The idea for the festival hit Farias after he saw a flyer for Frozen Dead Guy Days during a recent trip to Nederland, Colorado. The three-day event celebrates the discovery of a cryonically preserved corpse in 1994. Festivities include coffin races and frozen t-shirt contests.
Farias realized his museum could hold a similar event to honor its own weird claim to fame. “One of our missions here is not just to collect and preserve items, but to tell the stories of these items,” he explained. “We don’t want it to be like a boring class, we want people to have a good time and had a perfect opportunity to do this with the two-headed calf.”
The upcoming festival has generated excitement far beyond the local area. After details about the event were posted online, Farias received a call from a man who wished to donate a recent purchase from an auction of carnival items: a two-headed chicken.
The bizarre bird is a fitting addition to the museum’s collection, which has its roots in the unusual. “When the museum started 95 years ago it was like a museum of oddities, like Ripley’s,” Farias said. “As it moved toward becoming a historical museum, some of those things, like shrunken heads, went away.”
Oddities, in fact, aren’t just a part of the museum’s history.

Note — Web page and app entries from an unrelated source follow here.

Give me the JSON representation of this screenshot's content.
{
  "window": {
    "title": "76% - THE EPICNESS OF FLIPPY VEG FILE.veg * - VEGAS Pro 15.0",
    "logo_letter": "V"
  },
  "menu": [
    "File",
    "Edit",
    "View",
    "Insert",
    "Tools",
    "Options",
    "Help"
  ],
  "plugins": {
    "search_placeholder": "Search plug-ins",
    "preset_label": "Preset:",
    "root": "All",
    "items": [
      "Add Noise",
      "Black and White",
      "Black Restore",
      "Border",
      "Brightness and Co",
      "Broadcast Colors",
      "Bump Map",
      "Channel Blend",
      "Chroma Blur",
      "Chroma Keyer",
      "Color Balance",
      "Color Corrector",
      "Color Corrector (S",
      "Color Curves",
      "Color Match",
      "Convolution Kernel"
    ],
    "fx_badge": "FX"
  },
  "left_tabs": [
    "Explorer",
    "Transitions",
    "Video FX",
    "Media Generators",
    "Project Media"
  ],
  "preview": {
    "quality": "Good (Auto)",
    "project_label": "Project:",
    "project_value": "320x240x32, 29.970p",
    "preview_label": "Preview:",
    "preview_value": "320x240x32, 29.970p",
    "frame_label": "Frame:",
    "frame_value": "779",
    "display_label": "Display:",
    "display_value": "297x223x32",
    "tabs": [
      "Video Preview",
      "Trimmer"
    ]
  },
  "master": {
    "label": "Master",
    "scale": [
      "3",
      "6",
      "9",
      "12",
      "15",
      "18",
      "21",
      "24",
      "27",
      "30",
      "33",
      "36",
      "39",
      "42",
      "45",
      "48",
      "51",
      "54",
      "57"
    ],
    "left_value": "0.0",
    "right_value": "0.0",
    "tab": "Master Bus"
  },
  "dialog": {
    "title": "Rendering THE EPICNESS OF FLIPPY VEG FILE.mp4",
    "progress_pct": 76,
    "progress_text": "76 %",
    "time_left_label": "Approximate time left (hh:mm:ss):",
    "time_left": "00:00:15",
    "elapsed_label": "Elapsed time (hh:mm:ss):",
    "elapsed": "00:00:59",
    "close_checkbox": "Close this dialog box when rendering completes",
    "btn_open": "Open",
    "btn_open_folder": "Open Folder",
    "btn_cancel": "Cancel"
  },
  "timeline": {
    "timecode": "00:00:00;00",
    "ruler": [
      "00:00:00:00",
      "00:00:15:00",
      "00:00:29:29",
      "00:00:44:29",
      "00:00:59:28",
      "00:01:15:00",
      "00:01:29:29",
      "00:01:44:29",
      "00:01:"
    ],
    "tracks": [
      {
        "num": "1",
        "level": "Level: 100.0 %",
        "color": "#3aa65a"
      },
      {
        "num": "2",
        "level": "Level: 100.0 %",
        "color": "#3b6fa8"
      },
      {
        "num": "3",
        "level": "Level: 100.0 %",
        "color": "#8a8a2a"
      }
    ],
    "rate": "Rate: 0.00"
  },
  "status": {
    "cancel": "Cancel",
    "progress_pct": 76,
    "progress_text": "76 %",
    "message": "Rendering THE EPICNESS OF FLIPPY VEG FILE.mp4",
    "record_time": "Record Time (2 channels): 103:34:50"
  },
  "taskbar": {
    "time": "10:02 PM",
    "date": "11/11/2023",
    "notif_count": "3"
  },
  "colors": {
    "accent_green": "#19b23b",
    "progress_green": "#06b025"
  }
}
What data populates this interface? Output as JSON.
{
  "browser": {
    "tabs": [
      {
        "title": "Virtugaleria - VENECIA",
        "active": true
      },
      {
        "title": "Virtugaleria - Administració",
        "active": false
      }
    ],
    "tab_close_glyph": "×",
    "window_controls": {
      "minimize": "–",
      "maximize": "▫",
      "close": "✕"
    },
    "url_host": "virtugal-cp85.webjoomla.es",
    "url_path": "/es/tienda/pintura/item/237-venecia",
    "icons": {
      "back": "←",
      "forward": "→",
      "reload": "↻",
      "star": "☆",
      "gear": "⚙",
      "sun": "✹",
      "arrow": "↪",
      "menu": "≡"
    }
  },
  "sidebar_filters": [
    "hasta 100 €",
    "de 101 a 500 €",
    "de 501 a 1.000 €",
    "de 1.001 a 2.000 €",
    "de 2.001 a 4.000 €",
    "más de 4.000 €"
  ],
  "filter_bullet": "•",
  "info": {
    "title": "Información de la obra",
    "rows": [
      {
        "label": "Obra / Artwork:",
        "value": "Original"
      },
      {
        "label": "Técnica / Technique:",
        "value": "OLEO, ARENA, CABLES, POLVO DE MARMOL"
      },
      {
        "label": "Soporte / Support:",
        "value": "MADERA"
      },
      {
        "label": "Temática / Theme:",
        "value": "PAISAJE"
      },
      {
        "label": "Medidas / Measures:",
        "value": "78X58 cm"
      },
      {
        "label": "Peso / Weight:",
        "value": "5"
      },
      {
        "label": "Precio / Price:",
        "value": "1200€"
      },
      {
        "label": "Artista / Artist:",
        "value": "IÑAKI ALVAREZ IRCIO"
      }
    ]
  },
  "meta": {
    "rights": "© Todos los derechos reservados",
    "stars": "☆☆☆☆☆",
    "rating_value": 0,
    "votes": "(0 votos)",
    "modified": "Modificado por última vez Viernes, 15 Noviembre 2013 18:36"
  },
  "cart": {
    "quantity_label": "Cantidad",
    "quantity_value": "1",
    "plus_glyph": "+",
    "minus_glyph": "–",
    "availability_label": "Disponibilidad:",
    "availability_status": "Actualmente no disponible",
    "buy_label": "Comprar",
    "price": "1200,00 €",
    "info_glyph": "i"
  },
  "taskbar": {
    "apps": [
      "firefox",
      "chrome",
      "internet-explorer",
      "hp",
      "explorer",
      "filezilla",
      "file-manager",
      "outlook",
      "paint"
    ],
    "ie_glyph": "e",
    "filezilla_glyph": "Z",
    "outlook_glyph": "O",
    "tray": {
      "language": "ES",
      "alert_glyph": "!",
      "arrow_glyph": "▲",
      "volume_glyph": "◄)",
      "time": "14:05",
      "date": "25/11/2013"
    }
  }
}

They’re ingrained in the history of St. Petersburg and Florida. “Our growth is based on advertising,” Farias explained. “When you look at the history, people did all sorts of strange things to sell land. It was common for people selling real estate to have roadside carnivals and circuses to attract people.”
Sometimes it went well beyond carnivals. A 1920s developer in Miami built a hotel, but its view from the porch was obstructed by an Indian burial mound, preventing guests from seeing the beach. So the developer had it excavated and enticed visitors with a free skull giveaway.
The museum’s mummy has its own peculiar origins, dating back to 1924 when it arrived on ship that pulled into St. Petersburg needing repairs. The captain couldn’t afford the fee, so he traded the mummy and its sarcophagus as payment. It was donated to the museum shortly after. “For us, in St. Pete, this cool weird stuff is part of our history.”
In addition to the naming of the calf, the festival will feature live alligators (one-headed), mermaids, sideshow performers, and appropriately, the unveiling of the new two-headed chicken.
Like the calf, the chicken has no names. “That will be next,” Farias said.
UPDATE: The winning name(s): Half n’ Half. The reveal of the two-chicken is below.